Exercise directions: Report how many lines below contain the word "JSON". Give only the number.

Source records:
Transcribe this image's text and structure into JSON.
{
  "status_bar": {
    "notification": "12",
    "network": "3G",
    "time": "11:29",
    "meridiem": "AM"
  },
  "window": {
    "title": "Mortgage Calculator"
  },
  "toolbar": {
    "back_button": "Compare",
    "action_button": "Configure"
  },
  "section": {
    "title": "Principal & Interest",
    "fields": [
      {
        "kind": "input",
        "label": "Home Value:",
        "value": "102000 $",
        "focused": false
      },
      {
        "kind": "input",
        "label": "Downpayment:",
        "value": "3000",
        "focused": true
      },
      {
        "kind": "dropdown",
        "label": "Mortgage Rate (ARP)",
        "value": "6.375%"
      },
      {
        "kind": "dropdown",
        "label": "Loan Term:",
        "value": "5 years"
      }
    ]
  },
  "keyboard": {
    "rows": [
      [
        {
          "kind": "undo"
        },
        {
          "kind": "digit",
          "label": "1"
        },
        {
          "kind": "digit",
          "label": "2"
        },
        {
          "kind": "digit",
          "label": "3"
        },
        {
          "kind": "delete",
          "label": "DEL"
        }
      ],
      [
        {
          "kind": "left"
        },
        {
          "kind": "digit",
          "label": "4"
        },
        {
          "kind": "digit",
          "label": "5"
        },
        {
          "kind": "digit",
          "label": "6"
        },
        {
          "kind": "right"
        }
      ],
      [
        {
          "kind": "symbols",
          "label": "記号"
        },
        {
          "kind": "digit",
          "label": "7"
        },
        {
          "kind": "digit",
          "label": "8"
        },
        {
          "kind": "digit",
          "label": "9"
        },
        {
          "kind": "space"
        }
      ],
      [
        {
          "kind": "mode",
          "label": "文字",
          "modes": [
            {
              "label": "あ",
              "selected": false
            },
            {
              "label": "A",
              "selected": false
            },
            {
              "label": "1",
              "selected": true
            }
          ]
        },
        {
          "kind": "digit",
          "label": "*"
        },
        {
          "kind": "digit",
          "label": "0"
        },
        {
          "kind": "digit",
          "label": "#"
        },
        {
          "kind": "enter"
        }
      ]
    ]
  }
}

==

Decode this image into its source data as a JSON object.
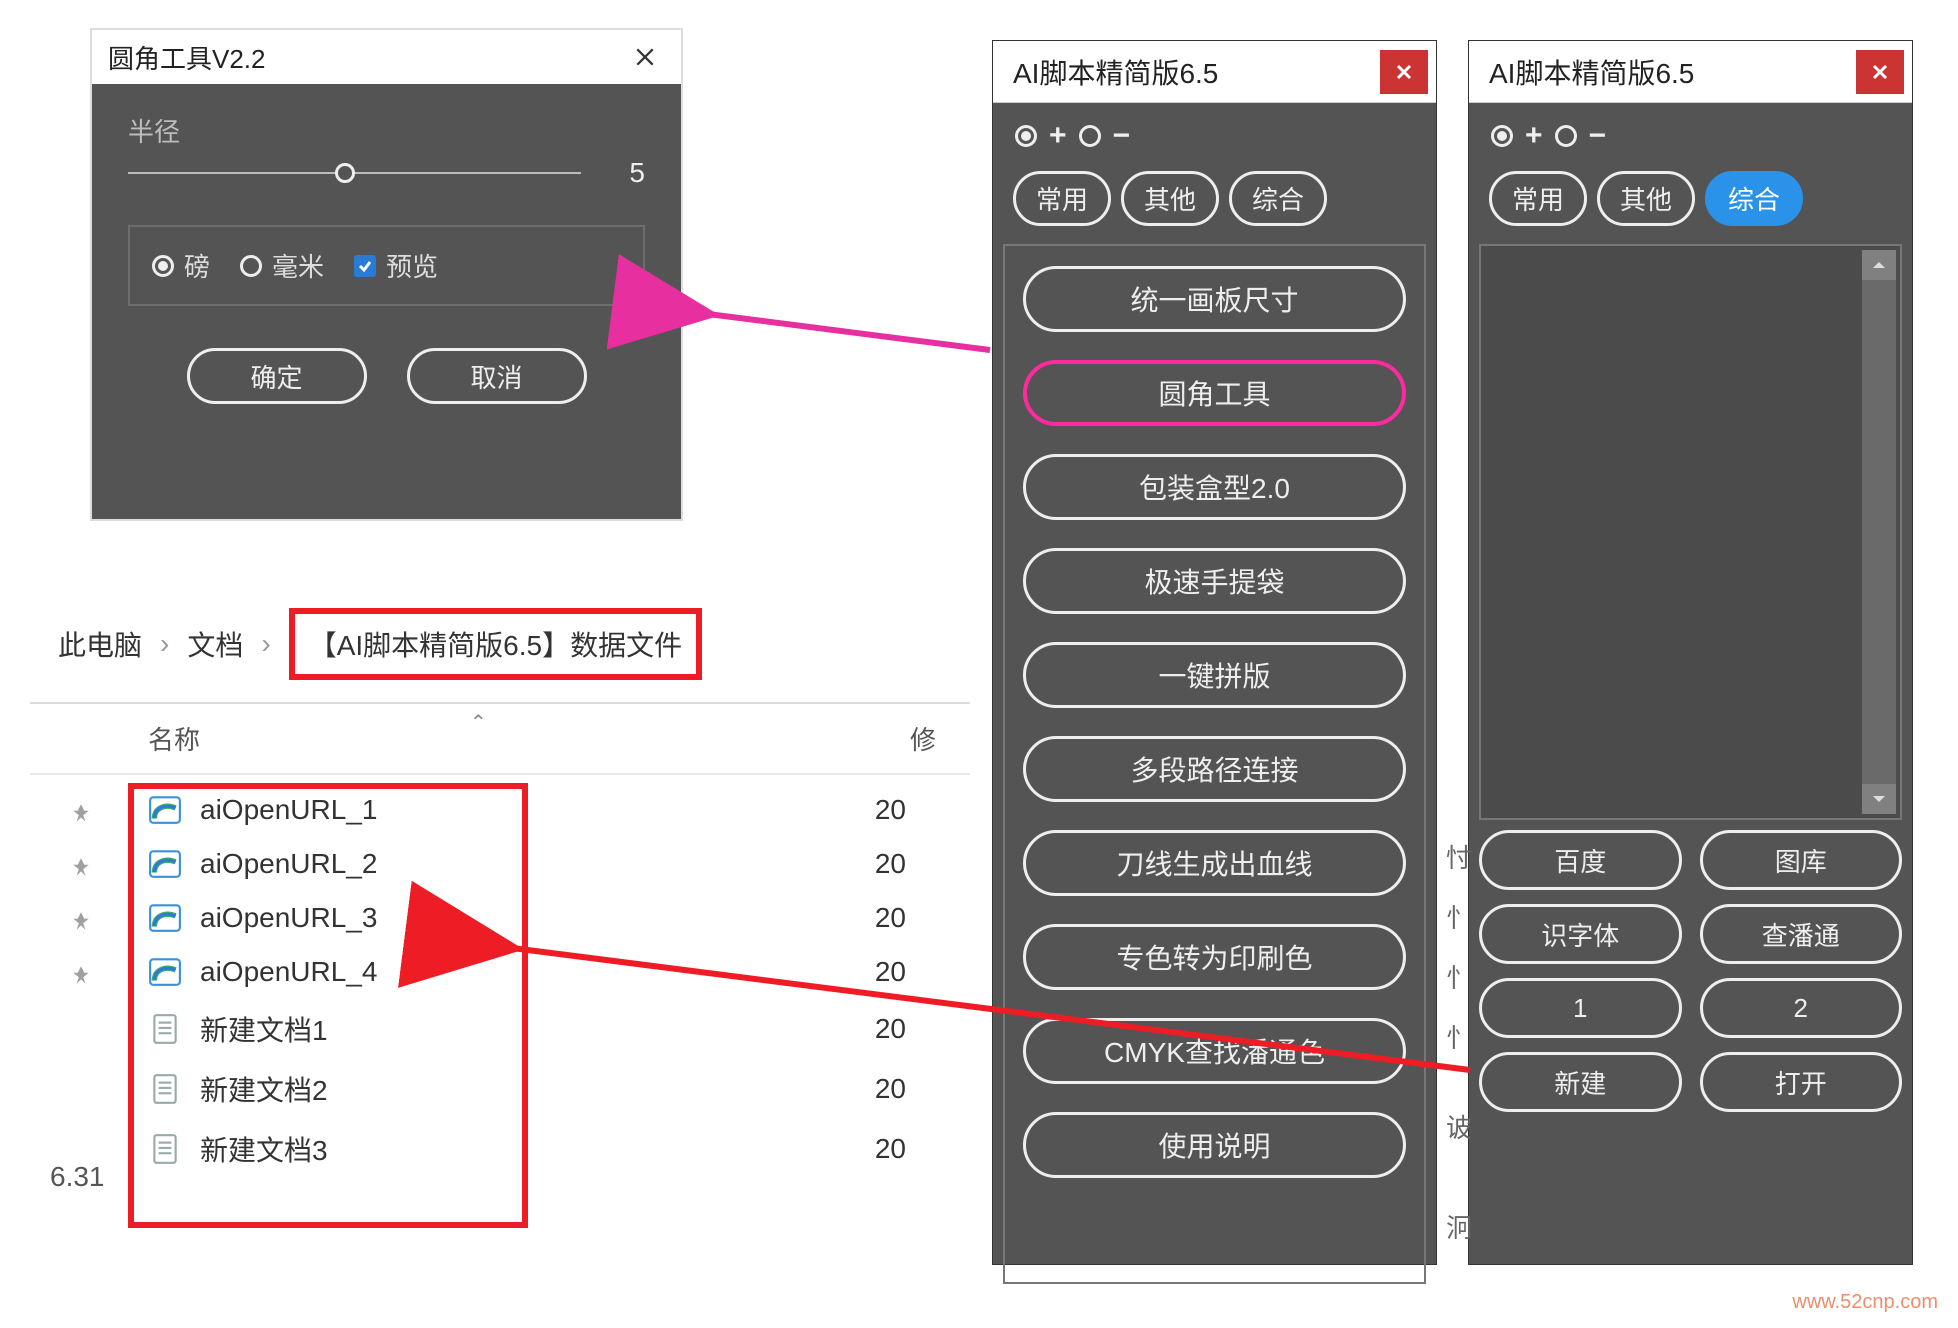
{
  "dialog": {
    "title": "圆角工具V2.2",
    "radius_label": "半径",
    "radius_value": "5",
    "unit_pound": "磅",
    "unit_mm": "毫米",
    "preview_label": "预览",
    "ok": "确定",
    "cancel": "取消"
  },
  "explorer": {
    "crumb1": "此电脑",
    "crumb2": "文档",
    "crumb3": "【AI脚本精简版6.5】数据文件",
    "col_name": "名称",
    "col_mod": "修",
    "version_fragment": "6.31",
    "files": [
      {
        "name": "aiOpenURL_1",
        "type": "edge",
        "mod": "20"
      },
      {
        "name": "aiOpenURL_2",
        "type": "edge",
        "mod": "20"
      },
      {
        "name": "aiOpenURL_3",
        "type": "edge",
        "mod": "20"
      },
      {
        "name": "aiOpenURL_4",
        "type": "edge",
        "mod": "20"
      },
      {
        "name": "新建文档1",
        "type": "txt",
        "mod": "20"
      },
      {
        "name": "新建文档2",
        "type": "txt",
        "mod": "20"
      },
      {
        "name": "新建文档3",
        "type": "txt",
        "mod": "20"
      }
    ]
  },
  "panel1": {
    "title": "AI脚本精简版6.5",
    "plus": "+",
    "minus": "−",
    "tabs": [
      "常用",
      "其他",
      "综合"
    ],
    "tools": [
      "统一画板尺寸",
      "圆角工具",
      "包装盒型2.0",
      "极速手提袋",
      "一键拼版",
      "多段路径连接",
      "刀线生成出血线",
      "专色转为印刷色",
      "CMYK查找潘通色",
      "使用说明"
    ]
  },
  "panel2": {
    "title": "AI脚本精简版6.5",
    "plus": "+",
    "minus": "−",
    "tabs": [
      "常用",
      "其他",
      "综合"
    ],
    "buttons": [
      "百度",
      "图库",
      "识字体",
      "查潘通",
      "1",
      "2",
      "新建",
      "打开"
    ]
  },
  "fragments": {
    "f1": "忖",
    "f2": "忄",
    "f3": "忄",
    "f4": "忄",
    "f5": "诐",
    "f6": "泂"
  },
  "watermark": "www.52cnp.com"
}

Response to the task: 2